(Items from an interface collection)
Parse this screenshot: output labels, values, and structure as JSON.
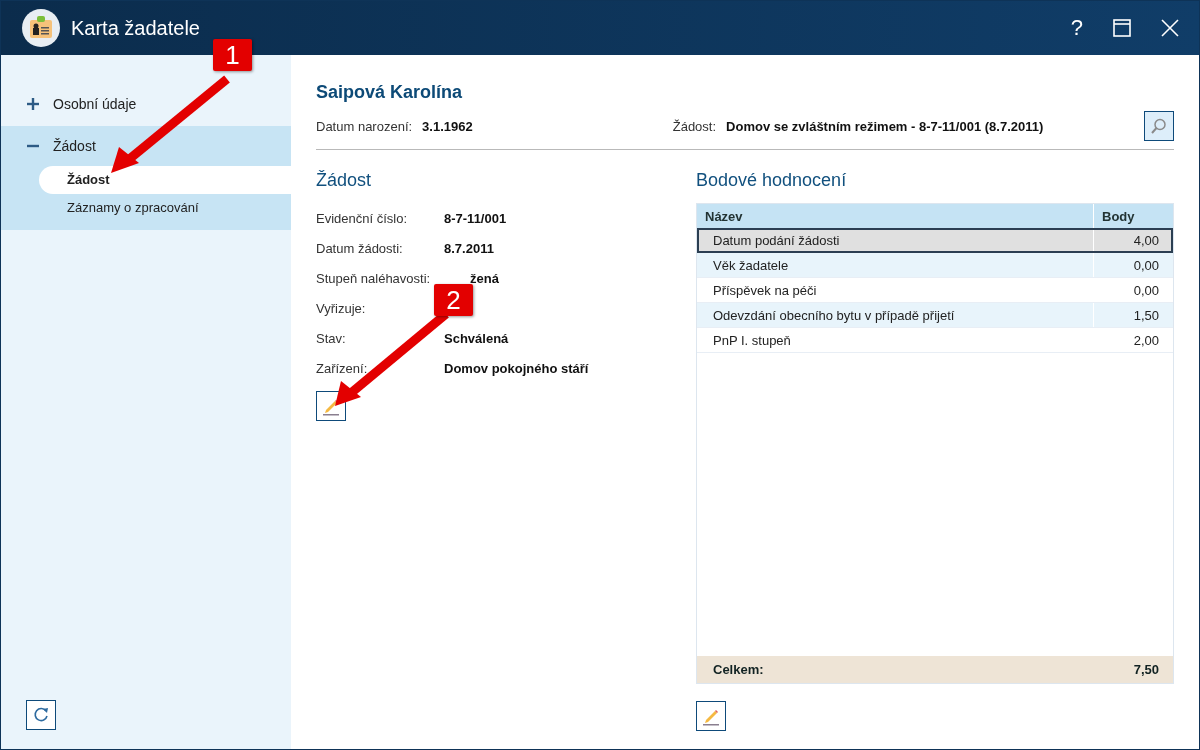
{
  "window": {
    "title": "Karta žadatele",
    "help": "?"
  },
  "sidebar": {
    "items": [
      {
        "label": "Osobní údaje",
        "expanded": false
      },
      {
        "label": "Žádost",
        "expanded": true,
        "children": [
          {
            "label": "Žádost",
            "selected": true
          },
          {
            "label": "Záznamy o zpracování",
            "selected": false
          }
        ]
      }
    ]
  },
  "header": {
    "name": "Saipová Karolína",
    "birth_label": "Datum narození:",
    "birth_value": "3.1.1962",
    "request_label": "Žádost:",
    "request_value": "Domov se zvláštním režimem - 8-7-11/001 (8.7.2011)"
  },
  "request": {
    "title": "Žádost",
    "fields": [
      {
        "label": "Evidenční číslo:",
        "value": "8-7-11/001"
      },
      {
        "label": "Datum žádosti:",
        "value": "8.7.2011"
      },
      {
        "label": "Stupeň naléhavosti:",
        "value": "žená",
        "covered": true
      },
      {
        "label": "Vyřizuje:"
      },
      {
        "label": "Stav:",
        "value": "Schválená"
      },
      {
        "label": "Zařízení:",
        "value": "Domov pokojného stáří"
      }
    ]
  },
  "scoring": {
    "title": "Bodové hodnocení",
    "columns": [
      "Název",
      "Body"
    ],
    "rows": [
      {
        "name": "Datum podání žádosti",
        "points": "4,00",
        "selected": true
      },
      {
        "name": "Věk žadatele",
        "points": "0,00",
        "selected": false
      },
      {
        "name": "Příspěvek na péči",
        "points": "0,00",
        "selected": false
      },
      {
        "name": "Odevzdání obecního bytu v případě přijetí",
        "points": "1,50",
        "selected": false
      },
      {
        "name": "PnP I. stupeň",
        "points": "2,00",
        "selected": false
      }
    ],
    "total_label": "Celkem:",
    "total_value": "7,50"
  },
  "callouts": [
    {
      "label": "1"
    },
    {
      "label": "2"
    }
  ]
}
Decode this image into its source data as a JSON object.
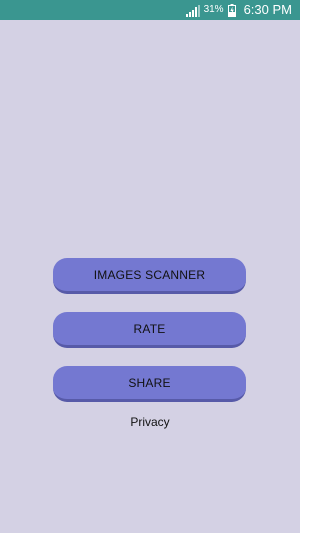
{
  "status_bar": {
    "battery_percent": "31%",
    "time": "6:30 PM",
    "icons": [
      "signal-icon",
      "battery-charging-icon"
    ]
  },
  "buttons": {
    "images_scanner": "IMAGES SCANNER",
    "rate": "RATE",
    "share": "SHARE"
  },
  "links": {
    "privacy": "Privacy"
  },
  "colors": {
    "status_bar": "#3a9690",
    "background": "#d4d1e4",
    "button": "#7478d1"
  }
}
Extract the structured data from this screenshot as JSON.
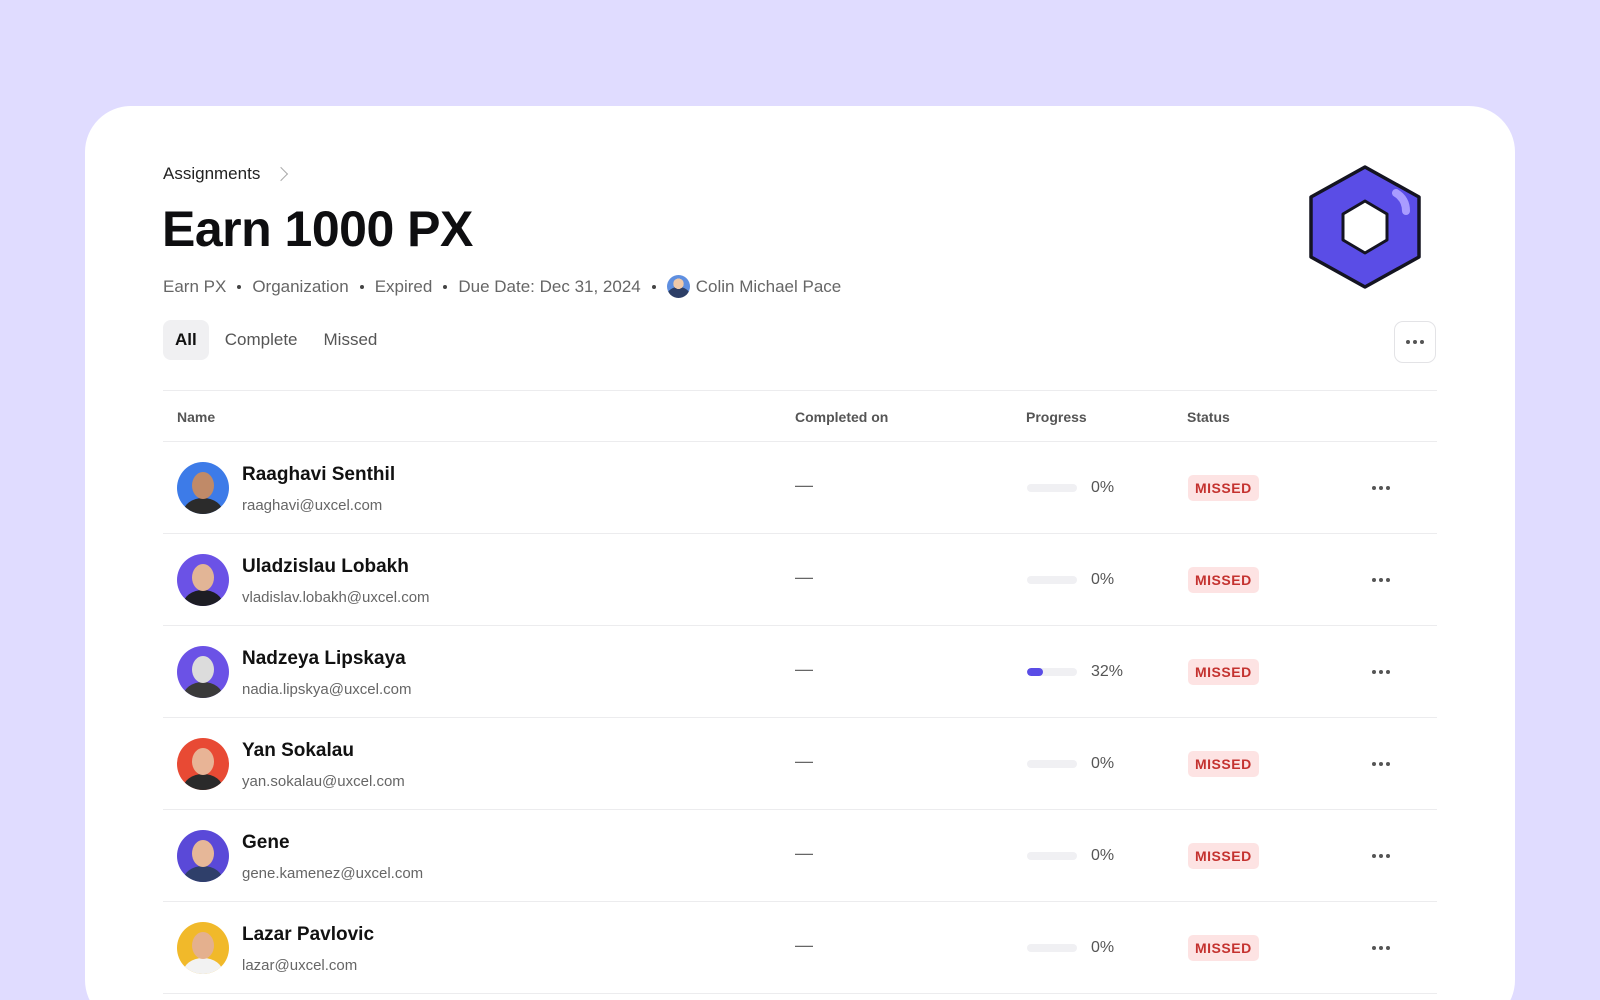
{
  "breadcrumb": {
    "label": "Assignments"
  },
  "page": {
    "title": "Earn 1000 PX",
    "meta": {
      "type": "Earn PX",
      "scope": "Organization",
      "state": "Expired",
      "due": "Due Date: Dec 31, 2024",
      "owner": "Colin Michael Pace"
    }
  },
  "tabs": [
    {
      "label": "All",
      "active": true
    },
    {
      "label": "Complete",
      "active": false
    },
    {
      "label": "Missed",
      "active": false
    }
  ],
  "table": {
    "headers": {
      "name": "Name",
      "completed": "Completed on",
      "progress": "Progress",
      "status": "Status"
    },
    "rows": [
      {
        "name": "Raaghavi Senthil",
        "email": "raaghavi@uxcel.com",
        "completed": "—",
        "progress": 0,
        "progress_label": "0%",
        "status": "MISSED",
        "avatar_bg": "#3d7be8",
        "skin": "#c08a68",
        "shirt": "#2b2b2b"
      },
      {
        "name": "Uladzislau Lobakh",
        "email": "vladislav.lobakh@uxcel.com",
        "completed": "—",
        "progress": 0,
        "progress_label": "0%",
        "status": "MISSED",
        "avatar_bg": "#6b52e6",
        "skin": "#e2b596",
        "shirt": "#1d1d24"
      },
      {
        "name": "Nadzeya Lipskaya",
        "email": "nadia.lipskya@uxcel.com",
        "completed": "—",
        "progress": 32,
        "progress_label": "32%",
        "status": "MISSED",
        "avatar_bg": "#6b52e6",
        "skin": "#dcdcdc",
        "shirt": "#3a3a3a"
      },
      {
        "name": "Yan Sokalau",
        "email": "yan.sokalau@uxcel.com",
        "completed": "—",
        "progress": 0,
        "progress_label": "0%",
        "status": "MISSED",
        "avatar_bg": "#e84a34",
        "skin": "#e8b496",
        "shirt": "#2a2a2a"
      },
      {
        "name": "Gene",
        "email": "gene.kamenez@uxcel.com",
        "completed": "—",
        "progress": 0,
        "progress_label": "0%",
        "status": "MISSED",
        "avatar_bg": "#5a49d8",
        "skin": "#e6b798",
        "shirt": "#2f3f6a"
      },
      {
        "name": "Lazar Pavlovic",
        "email": "lazar@uxcel.com",
        "completed": "—",
        "progress": 0,
        "progress_label": "0%",
        "status": "MISSED",
        "avatar_bg": "#f1b92a",
        "skin": "#e4b08e",
        "shirt": "#f2f2f2"
      }
    ]
  },
  "icons": {
    "logo": "hexagon-badge-icon",
    "more": "more-horizontal-icon",
    "breadcrumb_sep": "chevron-right-icon"
  },
  "colors": {
    "background": "#e0dcff",
    "accent": "#5a4de6",
    "missed_bg": "#fde3e3",
    "missed_text": "#c4322f"
  }
}
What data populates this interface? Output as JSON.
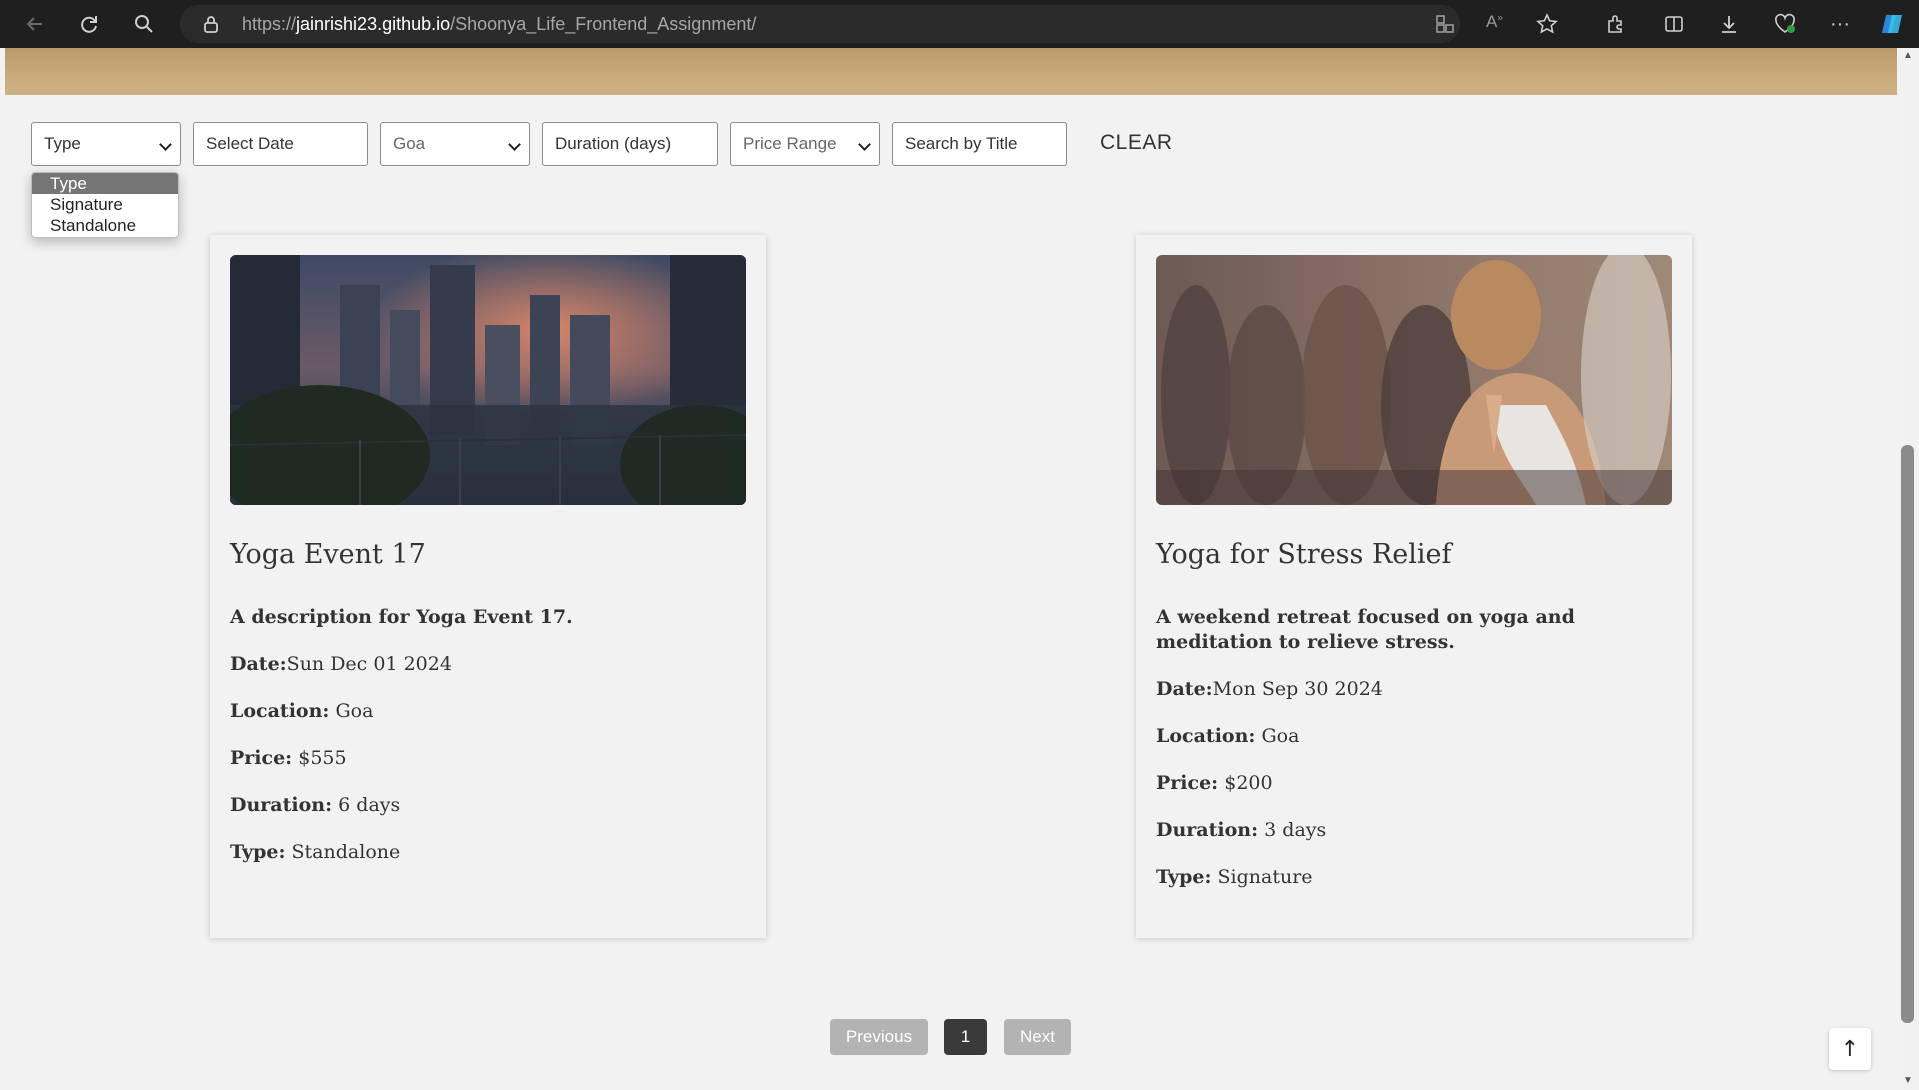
{
  "browser": {
    "url_prefix": "https://",
    "url_host": "jainrishi23.github.io",
    "url_path": "/Shoonya_Life_Frontend_Assignment/"
  },
  "filters": {
    "type_label": "Type",
    "date_placeholder": "Select Date",
    "location_value": "Goa",
    "duration_placeholder": "Duration (days)",
    "price_label": "Price Range",
    "search_placeholder": "Search by Title",
    "clear_label": "CLEAR"
  },
  "type_dropdown": {
    "options": [
      "Type",
      "Signature",
      "Standalone"
    ],
    "selected": "Type"
  },
  "cards": [
    {
      "title": "Yoga Event 17",
      "description": "A description for Yoga Event 17.",
      "date_label": "Date:",
      "date": "Sun Dec 01 2024",
      "location_label": "Location:",
      "location": "Goa",
      "price_label": "Price:",
      "price": "$555",
      "duration_label": "Duration:",
      "duration": "6 days",
      "type_label": "Type:",
      "type": "Standalone"
    },
    {
      "title": "Yoga for Stress Relief",
      "description": "A weekend retreat focused on yoga and meditation to relieve stress.",
      "date_label": "Date:",
      "date": "Mon Sep 30 2024",
      "location_label": "Location:",
      "location": "Goa",
      "price_label": "Price:",
      "price": "$200",
      "duration_label": "Duration:",
      "duration": "3 days",
      "type_label": "Type:",
      "type": "Signature"
    }
  ],
  "pagination": {
    "previous_label": "Previous",
    "current_page": "1",
    "next_label": "Next"
  },
  "scroll_top_label": "↑",
  "colors": {
    "page_bg": "#f3f2f2",
    "active_page": "#3a3a3a",
    "disabled_button": "#b3b3b3",
    "dropdown_selected": "#757575"
  }
}
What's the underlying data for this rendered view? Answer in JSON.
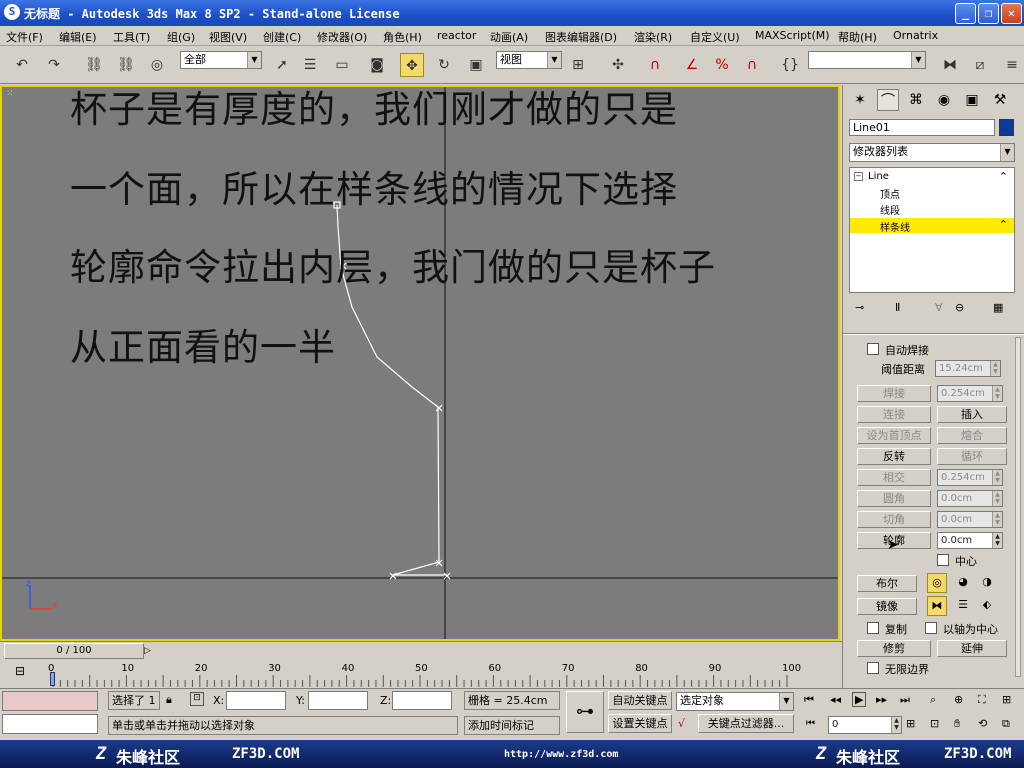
{
  "title": "无标题 - Autodesk 3ds Max 8 SP2  - Stand-alone License",
  "menu": [
    "文件(F)",
    "编辑(E)",
    "工具(T)",
    "组(G)",
    "视图(V)",
    "创建(C)",
    "修改器(O)",
    "角色(H)",
    "reactor",
    "动画(A)",
    "图表编辑器(D)",
    "渲染(R)",
    "自定义(U)",
    "MAXScript(M)",
    "帮助(H)",
    "Ornatrix"
  ],
  "toolbar": {
    "selection_filter": "全部",
    "ref_coord": "视图",
    "named_selection": ""
  },
  "overlay_text": [
    "杯子是有厚度的，我们刚才做的只是",
    "一个面，所以在样条线的情况下选择",
    "轮廓命令拉出内层，我门做的只是杯子",
    "从正面看的一半"
  ],
  "viewport": {
    "axis_labels": {
      "y": "z",
      "x": "x"
    }
  },
  "command_panel": {
    "object_name": "Line01",
    "modifier_list": "修改器列表",
    "stack": {
      "root": "Line",
      "items": [
        "顶点",
        "线段",
        "样条线"
      ],
      "selected": "样条线"
    },
    "auto_weld": "自动焊接",
    "threshold_label": "阈值距离",
    "threshold_value": "15.24cm",
    "rows": [
      {
        "left": "焊接",
        "right_spin": "0.254cm"
      },
      {
        "left": "连接",
        "right_btn": "插入"
      },
      {
        "left": "设为首顶点",
        "right_btn": "熔合"
      },
      {
        "left": "反转",
        "right_btn": "循环"
      },
      {
        "left": "相交",
        "right_spin": "0.254cm"
      },
      {
        "left": "圆角",
        "right_spin": "0.0cm"
      },
      {
        "left": "切角",
        "right_spin": "0.0cm"
      },
      {
        "left": "轮廓",
        "right_spin": "0.0cm"
      }
    ],
    "center_label": "中心",
    "boolean": "布尔",
    "mirror": "镜像",
    "copy": "复制",
    "axis_center": "以轴为中心",
    "trim": "修剪",
    "extend": "延伸",
    "infinite_bounds": "无限边界"
  },
  "time_slider": {
    "label": "0 / 100",
    "current": 0,
    "max": 100
  },
  "ruler_ticks": [
    "0",
    "10",
    "20",
    "30",
    "40",
    "50",
    "60",
    "70",
    "80",
    "90",
    "100"
  ],
  "status": {
    "selected": "选择了 1",
    "x_label": "X:",
    "y_label": "Y:",
    "z_label": "Z:",
    "grid": "栅格 = 25.4cm",
    "auto_key": "自动关键点",
    "set_key": "设置关键点",
    "key_mode": "选定对象",
    "key_filter": "关键点过滤器...",
    "frame": "0",
    "prompt": "单击或单击并拖动以选择对象",
    "add_time_tag": "添加时间标记"
  },
  "footer": {
    "left_brand": "朱峰社区",
    "left_domain": "ZF3D.COM",
    "url": "http://www.zf3d.com",
    "right_brand": "朱峰社区",
    "right_domain": "ZF3D.COM"
  },
  "colors": {
    "viewport_bg": "#7c7c7c",
    "viewport_border": "#e8d300",
    "selection_yellow": "#ffea00",
    "title_blue": "#1c4fc6"
  }
}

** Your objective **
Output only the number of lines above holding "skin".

** Result of this exercise **
6